Read On , Rotarians

 
Worldwide, 67 million children have no access to education, and more than 775 million people over the age of 15 are illiterate. It is said that two out of three children cannot read at grade-level. Our members support educational projects that provide technology, teacher training, vocational training teams, student meal programs, and low-cost textbooks to communities. Our goal is to strengthen the capacity of communities to support basic education and literacy, reduce gender disparity in education, and increase adult literacy.
 
For information on Rotary International literacy projects, click on the link shown at the left.
 
       Lorie Rheams and Nancy Teichert are our District Literacy Co-Chairpersons.  Contact either of them at 
                             
                                    Lorie:       rheamslorie@gmail.com
                                    Nancy:    nteichert@gmail.com
 
Nancy writes:  
 
"As a young girl growing up in a working class family in southern Indiana, I can remember so clearly the evening when a salesman peddling dictionaries knocked at our front door. It was a summer evening and my parents were in the back yard with neighbors on folding chairs, watching the children run around trying to catch fireflies.
 
My mother, who had never graduated from college, had hopes for her two daughters. She bought that dictionary for us on a payment schedule.
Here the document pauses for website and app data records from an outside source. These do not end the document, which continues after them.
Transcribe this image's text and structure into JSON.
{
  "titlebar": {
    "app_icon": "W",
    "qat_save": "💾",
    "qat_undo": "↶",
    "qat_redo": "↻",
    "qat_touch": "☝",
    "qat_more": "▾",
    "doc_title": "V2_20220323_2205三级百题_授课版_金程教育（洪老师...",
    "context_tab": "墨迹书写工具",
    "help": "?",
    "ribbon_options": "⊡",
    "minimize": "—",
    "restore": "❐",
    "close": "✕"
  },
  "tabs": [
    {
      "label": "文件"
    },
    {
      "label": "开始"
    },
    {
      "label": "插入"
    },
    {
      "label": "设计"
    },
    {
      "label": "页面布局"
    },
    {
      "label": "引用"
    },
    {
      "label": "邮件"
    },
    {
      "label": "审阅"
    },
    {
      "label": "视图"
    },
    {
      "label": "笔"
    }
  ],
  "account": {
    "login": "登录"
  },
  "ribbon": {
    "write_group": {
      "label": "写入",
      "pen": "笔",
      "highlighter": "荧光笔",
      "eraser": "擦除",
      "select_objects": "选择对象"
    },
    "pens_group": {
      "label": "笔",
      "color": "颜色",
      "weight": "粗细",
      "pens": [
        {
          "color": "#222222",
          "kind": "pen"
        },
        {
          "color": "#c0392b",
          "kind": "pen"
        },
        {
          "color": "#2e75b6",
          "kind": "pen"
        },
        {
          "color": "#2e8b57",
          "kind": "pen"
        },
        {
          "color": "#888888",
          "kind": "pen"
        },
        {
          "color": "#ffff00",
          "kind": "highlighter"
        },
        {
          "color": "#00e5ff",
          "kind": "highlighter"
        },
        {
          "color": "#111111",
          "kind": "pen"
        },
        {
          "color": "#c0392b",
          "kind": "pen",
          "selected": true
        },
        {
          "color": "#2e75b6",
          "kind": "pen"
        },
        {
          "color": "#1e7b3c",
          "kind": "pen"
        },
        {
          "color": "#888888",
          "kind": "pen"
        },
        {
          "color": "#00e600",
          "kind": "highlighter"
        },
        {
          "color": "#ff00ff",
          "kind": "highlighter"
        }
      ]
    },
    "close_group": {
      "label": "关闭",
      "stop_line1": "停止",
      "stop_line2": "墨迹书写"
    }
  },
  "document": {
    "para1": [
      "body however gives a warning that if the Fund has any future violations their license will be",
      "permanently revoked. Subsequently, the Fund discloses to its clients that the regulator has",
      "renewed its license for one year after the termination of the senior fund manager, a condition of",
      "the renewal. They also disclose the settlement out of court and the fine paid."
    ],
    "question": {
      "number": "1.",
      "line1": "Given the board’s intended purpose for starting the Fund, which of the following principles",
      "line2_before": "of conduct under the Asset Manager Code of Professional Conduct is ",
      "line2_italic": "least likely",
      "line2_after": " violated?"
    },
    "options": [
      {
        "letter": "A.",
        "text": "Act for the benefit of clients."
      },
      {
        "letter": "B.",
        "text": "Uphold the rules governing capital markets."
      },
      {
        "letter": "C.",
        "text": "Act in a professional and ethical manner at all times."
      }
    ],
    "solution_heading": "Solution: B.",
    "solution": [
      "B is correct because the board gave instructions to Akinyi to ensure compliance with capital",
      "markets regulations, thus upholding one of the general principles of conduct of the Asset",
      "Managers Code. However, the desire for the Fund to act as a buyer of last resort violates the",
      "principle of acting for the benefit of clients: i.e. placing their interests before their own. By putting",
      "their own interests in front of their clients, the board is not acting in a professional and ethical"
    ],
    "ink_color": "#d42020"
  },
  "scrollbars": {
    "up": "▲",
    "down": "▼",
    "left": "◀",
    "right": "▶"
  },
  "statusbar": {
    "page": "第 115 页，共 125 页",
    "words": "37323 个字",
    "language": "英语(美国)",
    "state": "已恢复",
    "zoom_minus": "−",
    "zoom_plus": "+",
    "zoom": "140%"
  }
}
It helped me through high school, college and a career as a journalist. I still have it today!
 
That’s how much a book can change a child’s life." 
 
Rotarians in District 5180 have a long history dedicated to literacy in our community to prepare our young people to grow up to be employable and good citizens.
 
Our clubs have a wide range of literacy projects tailored to the needs of their community and working with libraries and established programs to expand their reach. So, look at some programs listed below and find one that fits with your club.
 
1) The Rotary Club of Sacramento is challenging others to join us in the Walk4Literacy on Saturday, Oct. 21, 2017. The walkers and their sponsors will raise money to fund summer reading programs and other literacy projects. Club members will be coming to your meetings to encourage you to join us.
2) Your local public libraries have a wide range of literacy projects that you can support either by volunteering or providing funds, however small, to their proven programs. Check with your local librarians to see how you can be of help.
3) Many Rotary clubs have Dictionary Projects. Consider including a label or book mark with the name of the local public library, address, phone and hours of operation, noting that Books are Free.
4) Support local schools Interact Clubs by encouraging a book drive. Books can then be donated to local schools, food banks or other existing programs that work with “at risk” youth. Two good Sacramento programs include the Mustard Seed School at Loaves and Fishes and Women’s Empowerment.
5) Call your local schools and ask for the teacher who teaches English as a second language and ask if your club can provide books or help in other ways. The Rotary Club of Lincoln has sponsored programs that teach English as a second language.
6) Some clubs establish classroom grants of maybe $500 or how ever much they can collect and ask teachers to apply for them to get books or other supplies needed by local teachers.
7) Bikes for Books is a program in several clubs that rewards children for meeting or exceeding their goals of reading improvement.
8) The Rotary Club of Folsom Lake and orangevale has donated money for soft-covered books and book bags to the “Flying Samaritans,” a nonprofit organization that provides dental care to children in Baja, Mexico
9)Kneath Heard, CEO of the Journeys Within Our Community, came and made an announcement to the Rotary Club of Sacramento and thanked Rotarians for supporting Journeys Within Our Community, which conducts many missions across Cambodia focusing on education, teaching today's children so they can teach the next generation.  See link at left.
 
 
Don’t reinvent the wheel if you don’t have to because there are lots of successful literacy programs underway in your community which your club can support. Please let Lori or Nancy know about your programs so we can share your ideas with others.